The Lightyear 0, an electric vehicle manufactured by Lightyear that began manufacturing three months ago for USD 270,000, will no longer be produced (via Electrek). The business will instead concentrate on producing the Lightyear 2, a car that it claims would cost under $40,000, and go into production in late 2025. The setback is part of a “strategic realignment,” according to a report.
Given that the choice will affect its employees and “investors, clients, suppliers, and the government,” the corporation claims it didn’t make a choice lightly.
It will also affect Valmet Automotive, which Lightyear hired to construct the 0. The reason Lightyear chose to suspend manufacturing is unclear; the business states that there have been a number of difficulties in recent months and that the decision is being made to “safeguard our vision.”
Additionally, Lightyear claims it is seeking the court to launch “suspension of payment procedures” against the business that created Lightyear 0; this business has a corporate structure that consists of both a holding company and another entity.

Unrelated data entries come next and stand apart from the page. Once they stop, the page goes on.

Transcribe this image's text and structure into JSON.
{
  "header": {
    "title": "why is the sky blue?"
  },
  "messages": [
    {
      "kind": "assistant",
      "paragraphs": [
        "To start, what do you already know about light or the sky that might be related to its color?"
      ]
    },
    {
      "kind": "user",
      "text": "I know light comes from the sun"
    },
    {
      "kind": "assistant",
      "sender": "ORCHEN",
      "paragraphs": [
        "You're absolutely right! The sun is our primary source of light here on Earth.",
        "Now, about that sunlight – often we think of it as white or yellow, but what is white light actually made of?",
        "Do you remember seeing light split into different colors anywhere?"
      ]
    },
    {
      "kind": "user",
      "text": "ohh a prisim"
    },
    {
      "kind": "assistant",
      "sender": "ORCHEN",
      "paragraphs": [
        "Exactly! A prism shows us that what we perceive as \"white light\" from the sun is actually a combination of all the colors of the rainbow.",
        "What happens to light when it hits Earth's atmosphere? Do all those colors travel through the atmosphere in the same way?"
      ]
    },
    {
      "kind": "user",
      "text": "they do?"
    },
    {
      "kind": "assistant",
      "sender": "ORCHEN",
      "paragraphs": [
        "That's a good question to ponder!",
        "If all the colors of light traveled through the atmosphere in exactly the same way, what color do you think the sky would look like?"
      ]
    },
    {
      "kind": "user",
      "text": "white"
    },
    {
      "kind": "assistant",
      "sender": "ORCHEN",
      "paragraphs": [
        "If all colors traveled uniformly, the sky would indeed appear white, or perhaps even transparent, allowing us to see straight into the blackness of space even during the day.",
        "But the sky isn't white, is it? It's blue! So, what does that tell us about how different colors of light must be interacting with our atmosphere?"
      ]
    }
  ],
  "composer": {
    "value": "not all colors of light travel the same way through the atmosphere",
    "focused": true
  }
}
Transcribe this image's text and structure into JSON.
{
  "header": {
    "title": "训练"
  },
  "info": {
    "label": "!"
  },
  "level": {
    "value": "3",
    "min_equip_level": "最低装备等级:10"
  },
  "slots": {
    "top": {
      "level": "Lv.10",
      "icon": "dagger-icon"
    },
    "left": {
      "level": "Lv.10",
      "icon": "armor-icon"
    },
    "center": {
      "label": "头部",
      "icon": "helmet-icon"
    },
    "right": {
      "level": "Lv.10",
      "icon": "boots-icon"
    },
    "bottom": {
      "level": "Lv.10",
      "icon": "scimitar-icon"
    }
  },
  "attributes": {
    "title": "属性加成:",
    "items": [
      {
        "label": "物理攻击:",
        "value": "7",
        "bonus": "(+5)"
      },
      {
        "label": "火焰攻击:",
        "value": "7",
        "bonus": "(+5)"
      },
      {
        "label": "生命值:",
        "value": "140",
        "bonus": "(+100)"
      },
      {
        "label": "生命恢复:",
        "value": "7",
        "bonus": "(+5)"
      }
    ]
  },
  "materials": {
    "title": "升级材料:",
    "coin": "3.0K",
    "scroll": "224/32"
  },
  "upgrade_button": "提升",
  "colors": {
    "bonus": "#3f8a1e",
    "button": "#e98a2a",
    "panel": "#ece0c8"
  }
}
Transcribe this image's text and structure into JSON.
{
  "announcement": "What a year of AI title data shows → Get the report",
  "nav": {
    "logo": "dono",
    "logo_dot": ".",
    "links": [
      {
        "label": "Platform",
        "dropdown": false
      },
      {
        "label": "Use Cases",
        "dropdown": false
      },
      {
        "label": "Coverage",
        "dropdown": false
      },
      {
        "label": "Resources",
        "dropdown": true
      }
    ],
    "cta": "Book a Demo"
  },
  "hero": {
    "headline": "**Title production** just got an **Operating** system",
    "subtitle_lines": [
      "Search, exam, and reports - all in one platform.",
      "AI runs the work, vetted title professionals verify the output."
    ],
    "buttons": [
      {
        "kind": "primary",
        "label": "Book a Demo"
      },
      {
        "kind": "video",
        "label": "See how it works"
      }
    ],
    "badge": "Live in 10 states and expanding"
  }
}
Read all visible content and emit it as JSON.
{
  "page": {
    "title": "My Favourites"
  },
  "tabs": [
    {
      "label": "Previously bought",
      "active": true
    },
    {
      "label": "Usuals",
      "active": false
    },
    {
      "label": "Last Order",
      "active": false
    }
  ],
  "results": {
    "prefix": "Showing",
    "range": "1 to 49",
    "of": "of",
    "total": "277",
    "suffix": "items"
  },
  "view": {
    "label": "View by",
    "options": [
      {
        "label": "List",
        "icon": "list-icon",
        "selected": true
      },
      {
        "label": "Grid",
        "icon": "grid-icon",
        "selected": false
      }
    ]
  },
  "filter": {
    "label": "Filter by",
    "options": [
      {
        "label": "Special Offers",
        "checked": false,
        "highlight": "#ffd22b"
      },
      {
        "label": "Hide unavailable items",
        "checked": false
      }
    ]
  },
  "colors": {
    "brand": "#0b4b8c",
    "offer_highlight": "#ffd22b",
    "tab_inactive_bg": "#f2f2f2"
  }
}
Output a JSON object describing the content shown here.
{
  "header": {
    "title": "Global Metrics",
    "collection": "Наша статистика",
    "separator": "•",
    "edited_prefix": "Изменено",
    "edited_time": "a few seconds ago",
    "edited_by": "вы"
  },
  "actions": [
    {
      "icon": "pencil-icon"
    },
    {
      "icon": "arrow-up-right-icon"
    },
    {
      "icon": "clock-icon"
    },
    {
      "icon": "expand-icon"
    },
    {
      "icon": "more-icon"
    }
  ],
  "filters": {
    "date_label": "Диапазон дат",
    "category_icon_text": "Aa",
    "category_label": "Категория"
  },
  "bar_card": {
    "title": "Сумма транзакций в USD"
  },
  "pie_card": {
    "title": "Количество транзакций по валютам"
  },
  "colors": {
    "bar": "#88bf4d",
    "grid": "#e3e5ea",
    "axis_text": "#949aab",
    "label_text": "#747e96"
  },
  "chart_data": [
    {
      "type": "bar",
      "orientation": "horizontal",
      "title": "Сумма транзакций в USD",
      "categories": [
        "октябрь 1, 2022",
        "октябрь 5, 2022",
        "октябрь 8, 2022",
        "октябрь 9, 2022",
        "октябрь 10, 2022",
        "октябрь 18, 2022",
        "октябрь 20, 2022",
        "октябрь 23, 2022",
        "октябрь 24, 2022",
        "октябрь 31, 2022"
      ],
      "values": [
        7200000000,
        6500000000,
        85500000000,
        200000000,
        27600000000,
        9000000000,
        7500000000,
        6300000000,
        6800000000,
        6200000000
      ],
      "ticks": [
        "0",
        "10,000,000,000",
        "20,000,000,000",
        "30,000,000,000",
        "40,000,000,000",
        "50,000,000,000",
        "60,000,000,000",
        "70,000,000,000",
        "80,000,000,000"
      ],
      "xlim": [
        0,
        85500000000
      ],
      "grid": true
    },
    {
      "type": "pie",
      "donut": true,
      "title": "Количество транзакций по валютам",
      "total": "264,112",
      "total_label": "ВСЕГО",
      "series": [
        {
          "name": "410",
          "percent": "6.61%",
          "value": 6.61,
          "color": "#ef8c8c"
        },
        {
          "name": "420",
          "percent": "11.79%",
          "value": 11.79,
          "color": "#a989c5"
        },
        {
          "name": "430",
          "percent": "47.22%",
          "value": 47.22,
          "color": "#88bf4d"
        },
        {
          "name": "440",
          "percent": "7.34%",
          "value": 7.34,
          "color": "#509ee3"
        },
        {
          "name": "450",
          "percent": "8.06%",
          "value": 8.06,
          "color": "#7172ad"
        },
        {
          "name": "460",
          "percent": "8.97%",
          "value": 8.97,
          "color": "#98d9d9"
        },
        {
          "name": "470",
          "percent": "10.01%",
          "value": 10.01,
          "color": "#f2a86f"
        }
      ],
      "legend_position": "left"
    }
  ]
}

The Lightyear 0, which was unveiled in 2019, was designed to be a flagship car (as seen by its price), and it has five square meters of solar panels that, in theory, could give it a range of up to 44 miles. That’s not exactly typical for electric vehicles (EVs). The Lightyear 0 was one of the first EVs with solar power capabilities to enter production, though it’s yet to be determined how many the business really produced. It was initially intended to yield 946.
The business claims that the Lightyear 2, which was unveiled at CES this year, will “inherit all the features of Lightyear 0 for a fraction of the market pricing.” It is intended for a completely different market.
The crossover already has “20,000 pre-orders from fleet owners,” according to Monday’s statement. According to a remark from CEO and co-founder Lex Hoefsloot in the press release, creating the 0 provided the firm with “many useful learnings over the last years” that it will apply to create the 2. Given that there were probably just a few created, it would be difficult to determine whether 0 really has proven itself.
When The Verge enquired about what would happen to any Lightyear 0s that had already been created or whether its reorganization plan involved layoffs, Lightyear did not react immediately.